The Czech Prime Minister and head of the Social Democratic Party Stanislav Gross has found himself in a predicament that has broken many a politician's back in the democratic world. He is either unable or unwilling to explain the source of the money with which he bought a luxury flat in Prague.
How did the Prime Minister pay for his luxury flat in Prague? That is a question that both the media and the public would like to hear an answer to, and although the Prime Minister has had several weeks in which to come up with an answer he still refuses to speak.
When the question was first raised some time ago, the Prime Minister claimed to have borrowed the money from an uncle, and when it emerged that his uncle never had that kind of money, he said that it had been a loan from other unnamed relatives living outside the Czech Republic. This is an explanation that most people find hard to believe. Political analyst Jiri Pehe:
"He should come up with a more plausible explanation but it seems to me that any explanation that would be more plausible would most likely have to be something he would have to invent because if there were a plausible explanation that he could offer the public he would have done so a long time ago."
At a press conference over the weekend the Prime Minister not only refused to say any more about the matter, he threatened to sue the Mlada Fronta Dnes daily for the manner in which it had reported on his income and finances.
Is that a wise course of action for a man in his position? Political analyst Jiri Pehe believes that paradoxically it may be :
"I think that from his point of view -unfortunately, I should say - it may be wise because in the Czech Republic it is a very good tactic to use. We know that in the past there have been some scandals in which cornered politicians would sue the periodical in question and they would very often win or they would at least be able to go on a counter-offensive and eventually it would all fizzle out. So I think that unfortunately Mr. Gross has very good prospects of turning this scandal into something that is basically a fight between him and a certain daily and the merit of the whole thing will, once again, be forgotten."

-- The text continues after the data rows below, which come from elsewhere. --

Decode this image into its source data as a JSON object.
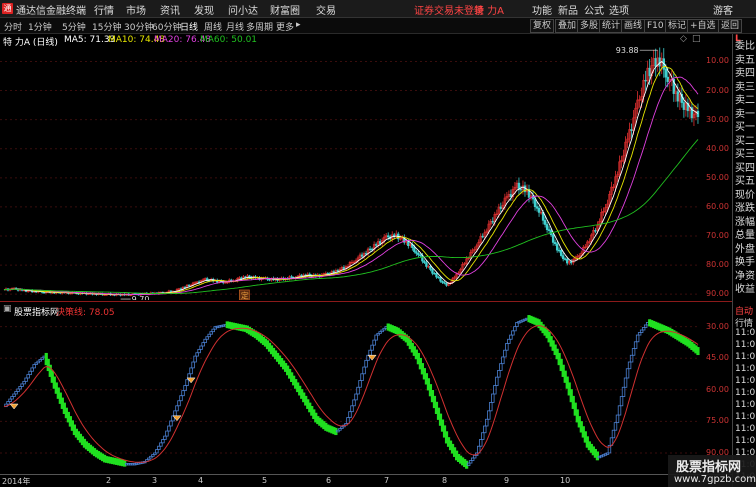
{
  "titlebar": {
    "app_title": "通达信金融终端",
    "menus": [
      "行情",
      "市场",
      "资讯",
      "发现",
      "问小达",
      "财富圈",
      "交易"
    ],
    "login_status": "证券交易未登录",
    "stock_name": "特 力A",
    "right_menus": [
      "功能",
      "新品",
      "公式",
      "选项"
    ],
    "guest": "游客"
  },
  "toolbar": {
    "periods": [
      "分时",
      "1分钟",
      "5分钟",
      "15分钟",
      "30分钟",
      "60分钟",
      "日线",
      "周线",
      "月线",
      "多周期",
      "更多"
    ],
    "active_period": "日线",
    "right_buttons": [
      "复权",
      "叠加",
      "多股",
      "统计",
      "画线",
      "F10",
      "标记",
      "+自选",
      "返回"
    ]
  },
  "price_panel": {
    "stock_label": "特 力A (日线)",
    "ma5": "MA5: 71.33",
    "ma10": "MA10: 74.48",
    "ma20": "MA20: 76.48",
    "ma60": "MA60: 50.01",
    "high_label": "93.88",
    "low_label": "9.70",
    "marker": "定",
    "y_ticks": [
      "90.00",
      "80.00",
      "70.00",
      "60.00",
      "50.00",
      "40.00",
      "30.00",
      "20.00",
      "10.00"
    ]
  },
  "indicator_panel": {
    "source": "股票指标网",
    "line_label": "决策线: 78.05",
    "y_ticks": [
      "90.00",
      "75.00",
      "60.00",
      "45.00",
      "30.00"
    ]
  },
  "x_axis": [
    "2014年",
    "2",
    "3",
    "4",
    "5",
    "6",
    "7",
    "8",
    "9",
    "10"
  ],
  "right_panel": {
    "top_label": "L",
    "items": [
      "委比",
      "卖五",
      "卖四",
      "卖三",
      "卖二",
      "卖一",
      "买一",
      "买二",
      "买三",
      "买四",
      "买五",
      "现价",
      "涨跌",
      "涨幅",
      "总量",
      "外盘",
      "换手",
      "净资",
      "收益"
    ],
    "lower_items": [
      "自动",
      "行情",
      "11:0",
      "11:0",
      "11:0",
      "11:0",
      "11:0",
      "11:0",
      "11:0",
      "11:0",
      "11:0",
      "11:0",
      "11:0",
      "11:0",
      "11:0"
    ]
  },
  "watermark": {
    "title": "股票指标网",
    "url": "www.7gpzb.com"
  },
  "colors": {
    "ma5": "#ffffff",
    "ma10": "#e6e600",
    "ma20": "#e040e0",
    "ma60": "#20c020",
    "up": "#e03030",
    "down": "#40d0d0",
    "ind_blue": "#4a7fd0",
    "ind_green": "#20e020",
    "ind_red": "#d03030"
  },
  "chart_data": [
    {
      "type": "candlestick",
      "title": "特 力A (日线)",
      "ylim": [
        8,
        96
      ],
      "y_ticks": [
        10,
        20,
        30,
        40,
        50,
        60,
        70,
        80,
        90
      ],
      "close": [
        11.5,
        11.8,
        11.2,
        11.0,
        10.8,
        10.6,
        10.5,
        10.3,
        10.2,
        10.1,
        10.0,
        9.9,
        9.8,
        9.9,
        10.1,
        10.3,
        10.6,
        11.2,
        12.5,
        13.8,
        15.0,
        14.6,
        14.2,
        15.0,
        16.0,
        15.5,
        15.2,
        15.0,
        15.4,
        16.0,
        16.6,
        16.2,
        16.8,
        17.8,
        19.5,
        22.0,
        24.5,
        27.0,
        29.5,
        30.0,
        28.0,
        24.5,
        20.0,
        16.0,
        12.8,
        16.5,
        22.0,
        27.0,
        32.5,
        38.0,
        43.0,
        47.0,
        45.5,
        40.0,
        33.0,
        25.5,
        20.5,
        22.5,
        27.5,
        34.0,
        42.0,
        52.0,
        63.0,
        75.0,
        86.0,
        91.5,
        85.0,
        78.0,
        73.0,
        71.0
      ],
      "ma5_last": 71.33,
      "ma10_last": 74.48,
      "ma20_last": 76.48,
      "ma60_last": 50.01,
      "high": 93.88,
      "low": 9.7
    },
    {
      "type": "line",
      "title": "股票指标网",
      "series": [
        {
          "name": "决策线",
          "last": 78.05
        }
      ],
      "ylim": [
        20,
        96
      ],
      "y_ticks": [
        30,
        45,
        60,
        75,
        90
      ],
      "main": [
        52,
        58,
        64,
        72,
        76,
        62,
        50,
        40,
        34,
        30,
        27,
        26,
        25,
        25,
        26,
        30,
        38,
        50,
        62,
        76,
        84,
        90,
        91,
        90,
        89,
        86,
        82,
        76,
        70,
        62,
        54,
        46,
        42,
        40,
        44,
        58,
        74,
        86,
        90,
        88,
        84,
        76,
        64,
        50,
        36,
        28,
        24,
        30,
        46,
        66,
        82,
        92,
        94,
        92,
        86,
        76,
        62,
        46,
        34,
        28,
        30,
        48,
        70,
        86,
        92,
        90,
        88,
        85,
        82,
        78
      ]
    }
  ]
}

With less than two months to go to a crucial party conference in which he hopes to get re-elected, Stanislav Gross needs to protect his integrity. Could his unwillingness to explain this matter undermine his position as Prime Minister and party leader? Jiri Pehe thinks not:
"Mr. Gross has so far been able to fend off most attacks and he has been under pressure during various regional conferences. Some of this affair was known already last week when he was winning nominations /for party leader/ in many constituencies, so I do not think that this is a big issue in his party. Perhaps also because Czech politicians know that in a way this behaviour is normal in Czech politics. What is also interesting in this whole affair is the conspicuous silence on the part of the opposition. I think opposition politicians are keeping quiet simply because they know that the focus of the media could shift to them and many of them could be in the same predicament as Mr. Gross is now."

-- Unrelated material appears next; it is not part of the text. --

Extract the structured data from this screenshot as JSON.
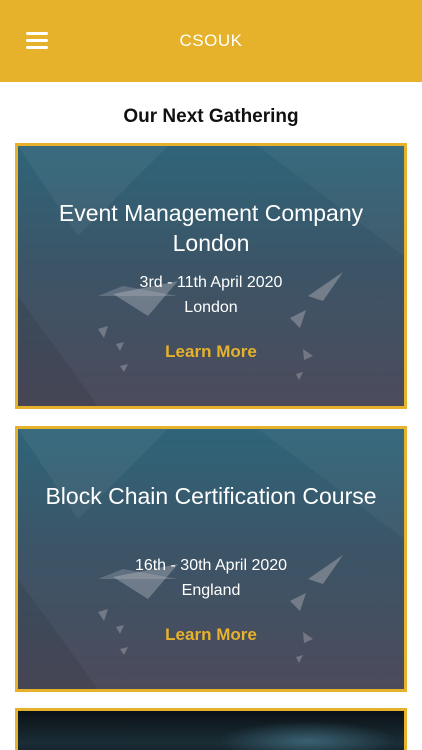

Czechs and Germans in 1930s Czechoslovakia: a complex picture
Wide range of events in store for Czechs this weekend as 30-year anniversary of Velvet Revolution reaches climax

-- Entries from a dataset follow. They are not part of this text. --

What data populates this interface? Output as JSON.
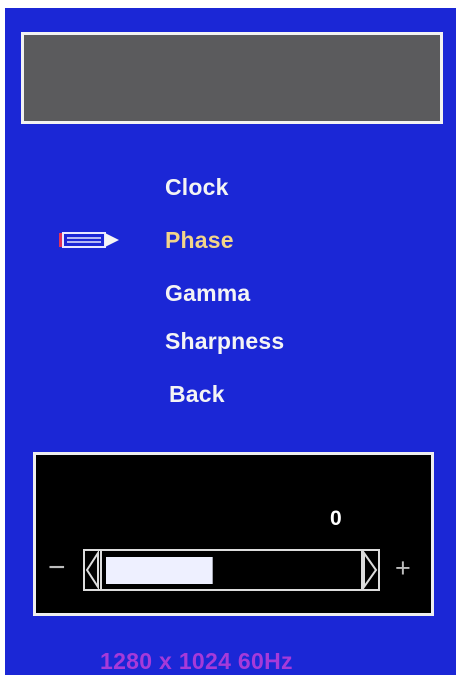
{
  "osd": {
    "menu": {
      "items": [
        {
          "label": "Clock",
          "selected": false
        },
        {
          "label": "Phase",
          "selected": true
        },
        {
          "label": "Gamma",
          "selected": false
        },
        {
          "label": "Sharpness",
          "selected": false
        },
        {
          "label": "Back",
          "selected": false
        }
      ]
    },
    "adjust": {
      "value": "0",
      "minus_symbol": "−",
      "plus_symbol": "+",
      "slider_level": 0.42
    },
    "resolution": "1280 x 1024  60Hz",
    "colors": {
      "background": "#1b27d6",
      "title_box": "#5b5b5d",
      "selected_text": "#f2d58a",
      "normal_text": "#f4f4f4",
      "resolution_text": "#a63ad9"
    },
    "icons": {
      "selector": "pencil-icon"
    }
  }
}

Škoda unveils 4th-generation Octavia ahead of model’s 60th anniversary
Hundreds of thousands again gather in Prague to voice their opposition to prime minister
15 years later – was ending military service right move for Czech Republic?